Gold prospecting in Connecticut has a small amount of placer gold, and To finding gold in connecticut can be done in river stream. As is the case in many other New England states, Connecticut does have gold from Alluvial placers,  those formed in river or stream sediments. 

Alluvial Gold: This is the gold that is deposited through the movement of water. Generally speaking, large deposits of gold are part of the Earth and were put in place many millions of years ago. Over time, these gold deposits were exposed to erosion that led to them being broken up and washed downstream in rivers, creeks and the like. Because gold is far heavier than typical rocks or gravel, it settled in small amounts spread out down the water flow.

Generally speaking, alluvial gold is the most often found since it’s also the easiest to locate. Panning streams or rivers can be done by individuals while mining companies can get massive amounts of alluvial gravel that lies in the river and stream beds.

Almost all rivers or stream in the state of Connecticut does have some gold bearing gravel or refined gold,  Because gold is heavier than any of the other materials that are found in the stream it will migrate down through the gravel to either a layer of clay or bedrock. For the same reason gold is not migrate very far from the banks of the stream so it is rather rare to find much Gold in the middle of the stream.

For finding gold in Connecticut  must determine where prospecting is permitted and be aware of the regulations under which he is allowed to search for gold and other metals. Permission to enter upon privately owned land must be obtained from the land owner.

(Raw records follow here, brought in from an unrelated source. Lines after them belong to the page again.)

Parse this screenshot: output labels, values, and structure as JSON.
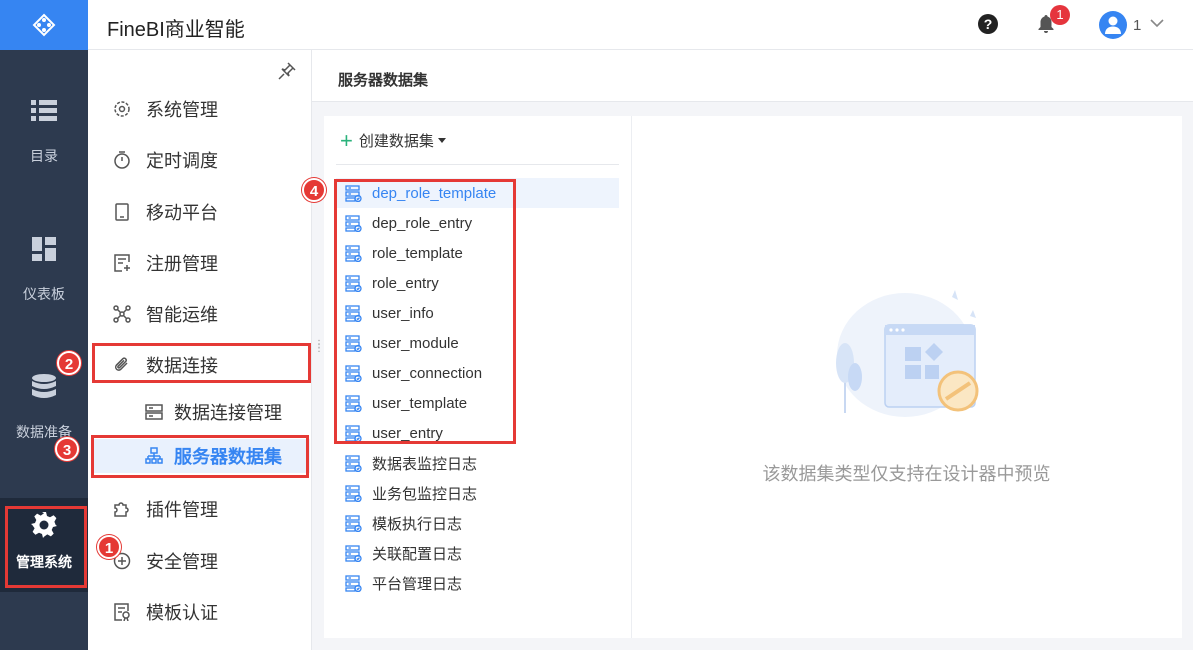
{
  "rail": {
    "items": [
      {
        "label": "目录"
      },
      {
        "label": "仪表板"
      },
      {
        "label": "数据准备"
      },
      {
        "label": "管理系统"
      }
    ]
  },
  "header": {
    "title": "FineBI商业智能",
    "notification_count": "1",
    "user_name": "1"
  },
  "nav": {
    "items": [
      {
        "label": "系统管理"
      },
      {
        "label": "定时调度"
      },
      {
        "label": "移动平台"
      },
      {
        "label": "注册管理"
      },
      {
        "label": "智能运维"
      },
      {
        "label": "数据连接"
      },
      {
        "label": "插件管理"
      },
      {
        "label": "安全管理"
      },
      {
        "label": "模板认证"
      }
    ],
    "sub_items": [
      {
        "label": "数据连接管理"
      },
      {
        "label": "服务器数据集"
      }
    ]
  },
  "main": {
    "title": "服务器数据集",
    "create_label": "创建数据集",
    "datasets": [
      "dep_role_template",
      "dep_role_entry",
      "role_template",
      "role_entry",
      "user_info",
      "user_module",
      "user_connection",
      "user_template",
      "user_entry",
      "数据表监控日志",
      "业务包监控日志",
      "模板执行日志",
      "关联配置日志",
      "平台管理日志"
    ],
    "empty_text": "该数据集类型仅支持在设计器中预览"
  },
  "steps": [
    "1",
    "2",
    "3",
    "4"
  ],
  "colors": {
    "accent": "#3685f2",
    "rail": "#2d3a4f",
    "highlight": "#e53935"
  }
}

Determination of land ownership and location and contact with the owner 

Litchfield County in the northwestern part of the state has the most known occurrences, with nearly all gold being small glacial deposits. Another known gold bearing area in Litchfield County is Spruce Brook. It is a very small tributary to the Naugatuck River, and caused some very short-lived excitement when gold was first discovered there.

A known gold producer in Connecticut is Leadmine Brook, a tributary to the Naugatuck River just north of the town of Thomaston and above the Thomaston dam. The upper end of Leadmine Brook can be found in the area of Harwinton and along Birge Park Road and Hill Road. Gold can be found across the river with larger grains such as gravel

One place gold prospecting can be found near Harford, Connecticut is in the Farmington River to the north. It is a sizable tributary to the Connecticut River, and is also known to contain very fine deposits of placer gold.